Under BESCOM’s net-metering tariff, owners of rooftop solar PV systems are paid a promotional rate of 9.56 INR per kWh for net excess generation provided to the grid on a monthly basis.
Eight recommended actions can improve energy efficiency in buildings to unlock a “triple win” and address economic, environmental and social challenges in world’s urban areas
WASHINGTON, D.C. (May 11, 2016) — A new policy roadmap from World Resources Institute, Accelerating Building Efficiency: Eight Actions for Urban Leaders, shows how city-level leaders worldwide can overcome barriers to improving building efficiency and reduce energy demand through policy and market action. WRI finds that better energy efficiency in buildings can unlock a “triple win” of economic, environmental and social benefits for cities, and taking action now can avoid locking in decades of inefficiency.
Demand for electricity is increasing rapidly in India due to economic growth and urbanization. The growing residential sector offers the opportunity to achieve significant energy efficiency gains, which will be critical given India’s widening demand-supply gap.
Most of the energy information out there is on physical grid connections rather than quality and reliability issues, like frequency and duration of power outages. Two innovative data initiatives are emerging to gather this information and improve electricity access in India.
On 18 August 2014, the Karnataka Electricity Regulatory Commission (KERC) passed order number S/03/01 called ‘Wheeling Charges, Banking Charges & Cross Subsidy Surcharge for Solar Power Generators’, whereby all solar power generators in the state who achieved Commercial Operation Date (COD) b
Corporate consumers are increasingly concerned about the carbon footprint of their businesses. Electricity consumption of commercial and industrial companies is largely sourced from fossil fuel-based generation and accounts for a significant portion of their Green House Gas (GHG) emissions.
"Today, as negotiators haggle over the details of a climate agreement in Paris, my home town in southern India is literally underwater," says Arivudai Nambi Appadurai, WRI India's Adaptation Strategy Head for Climate Resilience Practice. "Chennai has seen 17 days straight of rain, precisely the kind of extreme weather event that experts say will only become more common in a warming world."
PARIS (November 30, 2015)- Indian Prime Minister Narendra Modi and other leaders announced the International Solar Alliance today in Paris.
The great twin challenges of the 21st century — development and climate change — are nowhere sharper than in India, and within India they are perhaps nowhere more vivid than Mumbai. So it’s appropriate that WRI India has its largest office in the rapidly transforming former industrial core of India’s largest, richest city.

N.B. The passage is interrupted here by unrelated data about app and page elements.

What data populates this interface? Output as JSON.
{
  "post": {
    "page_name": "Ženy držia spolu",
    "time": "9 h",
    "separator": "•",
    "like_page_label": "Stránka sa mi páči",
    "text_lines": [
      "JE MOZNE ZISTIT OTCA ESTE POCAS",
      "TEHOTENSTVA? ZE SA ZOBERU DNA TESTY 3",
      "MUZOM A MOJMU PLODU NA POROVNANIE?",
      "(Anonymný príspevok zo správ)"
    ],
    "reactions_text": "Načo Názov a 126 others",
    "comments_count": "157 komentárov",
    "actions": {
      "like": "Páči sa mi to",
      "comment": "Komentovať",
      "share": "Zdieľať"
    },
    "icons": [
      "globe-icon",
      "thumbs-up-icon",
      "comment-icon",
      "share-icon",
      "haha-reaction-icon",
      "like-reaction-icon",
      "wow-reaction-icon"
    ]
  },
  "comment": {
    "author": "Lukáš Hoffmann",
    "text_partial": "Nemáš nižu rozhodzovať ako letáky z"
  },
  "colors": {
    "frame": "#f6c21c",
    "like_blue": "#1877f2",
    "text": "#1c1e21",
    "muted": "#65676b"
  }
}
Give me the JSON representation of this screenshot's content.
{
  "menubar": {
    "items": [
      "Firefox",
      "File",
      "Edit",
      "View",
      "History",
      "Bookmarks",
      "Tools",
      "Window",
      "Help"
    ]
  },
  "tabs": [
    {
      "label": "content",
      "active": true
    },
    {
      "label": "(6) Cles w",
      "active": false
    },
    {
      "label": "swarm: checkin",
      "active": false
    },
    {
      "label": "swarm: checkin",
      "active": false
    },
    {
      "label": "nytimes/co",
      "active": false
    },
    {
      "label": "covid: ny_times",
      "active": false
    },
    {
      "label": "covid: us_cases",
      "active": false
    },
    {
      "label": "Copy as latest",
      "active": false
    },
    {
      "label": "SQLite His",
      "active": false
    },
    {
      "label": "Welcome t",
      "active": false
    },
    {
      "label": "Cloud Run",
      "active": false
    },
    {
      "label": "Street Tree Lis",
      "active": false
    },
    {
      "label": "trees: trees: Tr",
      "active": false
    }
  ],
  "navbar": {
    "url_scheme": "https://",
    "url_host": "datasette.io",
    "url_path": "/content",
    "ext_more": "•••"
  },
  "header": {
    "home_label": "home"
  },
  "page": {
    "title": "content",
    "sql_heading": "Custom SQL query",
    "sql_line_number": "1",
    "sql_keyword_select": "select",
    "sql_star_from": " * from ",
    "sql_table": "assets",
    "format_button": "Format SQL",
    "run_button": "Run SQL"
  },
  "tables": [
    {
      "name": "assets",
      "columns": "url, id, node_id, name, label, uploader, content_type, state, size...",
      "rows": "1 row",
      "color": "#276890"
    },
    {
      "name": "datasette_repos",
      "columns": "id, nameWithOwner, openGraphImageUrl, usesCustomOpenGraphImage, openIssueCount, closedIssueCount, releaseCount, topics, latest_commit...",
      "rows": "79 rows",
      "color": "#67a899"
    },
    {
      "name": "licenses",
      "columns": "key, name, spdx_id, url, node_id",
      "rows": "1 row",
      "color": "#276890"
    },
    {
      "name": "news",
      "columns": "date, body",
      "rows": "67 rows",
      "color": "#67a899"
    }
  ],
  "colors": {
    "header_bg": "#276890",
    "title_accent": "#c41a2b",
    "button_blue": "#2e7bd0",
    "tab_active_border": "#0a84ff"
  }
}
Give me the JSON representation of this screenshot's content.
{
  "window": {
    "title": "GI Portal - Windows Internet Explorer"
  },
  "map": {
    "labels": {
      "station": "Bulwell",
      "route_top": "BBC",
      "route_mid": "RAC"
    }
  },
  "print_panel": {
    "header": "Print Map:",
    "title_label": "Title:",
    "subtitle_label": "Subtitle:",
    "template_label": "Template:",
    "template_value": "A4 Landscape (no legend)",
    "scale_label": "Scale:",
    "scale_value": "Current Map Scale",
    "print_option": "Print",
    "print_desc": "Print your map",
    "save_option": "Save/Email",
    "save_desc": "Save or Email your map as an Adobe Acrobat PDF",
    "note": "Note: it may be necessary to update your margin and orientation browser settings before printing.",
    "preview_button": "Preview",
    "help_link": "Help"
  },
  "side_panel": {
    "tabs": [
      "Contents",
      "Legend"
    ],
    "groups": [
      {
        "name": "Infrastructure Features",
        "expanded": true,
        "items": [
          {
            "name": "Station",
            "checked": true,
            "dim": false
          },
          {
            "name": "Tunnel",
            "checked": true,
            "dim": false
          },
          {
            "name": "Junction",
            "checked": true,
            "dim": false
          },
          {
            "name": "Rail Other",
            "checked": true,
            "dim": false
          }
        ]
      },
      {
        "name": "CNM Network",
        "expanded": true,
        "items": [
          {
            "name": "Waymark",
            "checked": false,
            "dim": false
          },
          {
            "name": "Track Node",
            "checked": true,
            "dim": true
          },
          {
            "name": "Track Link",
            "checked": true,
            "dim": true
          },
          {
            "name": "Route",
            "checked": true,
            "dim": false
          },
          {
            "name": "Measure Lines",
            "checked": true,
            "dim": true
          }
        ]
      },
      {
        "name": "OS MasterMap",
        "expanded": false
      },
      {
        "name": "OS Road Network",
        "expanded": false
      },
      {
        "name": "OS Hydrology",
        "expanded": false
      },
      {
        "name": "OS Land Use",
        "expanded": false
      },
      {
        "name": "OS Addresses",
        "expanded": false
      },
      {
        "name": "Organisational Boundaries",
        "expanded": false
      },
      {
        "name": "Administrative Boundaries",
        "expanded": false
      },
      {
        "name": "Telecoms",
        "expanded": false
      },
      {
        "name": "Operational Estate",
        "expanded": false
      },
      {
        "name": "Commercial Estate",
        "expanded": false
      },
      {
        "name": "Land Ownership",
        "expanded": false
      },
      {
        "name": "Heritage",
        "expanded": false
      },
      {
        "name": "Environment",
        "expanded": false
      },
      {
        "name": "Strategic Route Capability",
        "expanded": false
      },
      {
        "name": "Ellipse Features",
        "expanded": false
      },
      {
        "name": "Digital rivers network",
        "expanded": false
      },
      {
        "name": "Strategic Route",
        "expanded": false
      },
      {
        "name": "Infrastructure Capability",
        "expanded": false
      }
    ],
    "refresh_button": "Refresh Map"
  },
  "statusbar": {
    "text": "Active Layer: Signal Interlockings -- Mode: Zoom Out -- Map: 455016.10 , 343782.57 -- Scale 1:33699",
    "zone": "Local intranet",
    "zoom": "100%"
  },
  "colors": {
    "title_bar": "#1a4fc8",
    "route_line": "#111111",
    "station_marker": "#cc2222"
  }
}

Indian industrialist and philanthropist Jamshyd Godrej discusses sustainable business opportunities in an interview with WRI's vice president for Communications.
As the world’s third-largest emitter and a country that’s highly vulnerable to the impacts of climate change, it is encouraging to witness India invest in actions to tackle climate change while addressing poverty, food security and access to healthcare and education.
Today India formally submitted its national climate plan (INDC) to the UNFCCC. The plan includes a commitment to reduce emissions intensity of its GDP by 33 to 35 percent by 2030 from 2005 levels, achieve about 40 percent cumulative electric power from non-fossil fuel based energy resources by 2030, and create an additional carbon sink of 2.5 to 3 million tonnes of carbon dioxide through additional forest and tree cover by 2030.
India has set ambitious renewable energy targets for this year of 175 gigawatts by 2022, an increase of 400 percent over 2014. But even as India looks to add new wind and solar plants, it is working to absorb the renewable power it already generates.
Case studies from 21 agriculture projects across India show opportunities for change at scale
As climate change threatens India’s food security, adaptation in the agriculture sector is becoming increasingly important. However, for too long, adaptation has been characterized by individual efforts and by small, time-bound pilot projects.
Rainfed agriculture sustains millions of farmers in India, meeting 40 percent of India’s food demand. But the impact of a changing climate, including increased droughts and rising temperatures, threatens food production and farming patterns.
Certain large electricity consumers in Rajasthan state will need to get about 10 percent of their power from renewable sources—or risk getting fined.
While India's cities continue to invest in road expansions, a handful of businesses are taking steps to reduce car dependence. The result is less car congestion and improved productivity.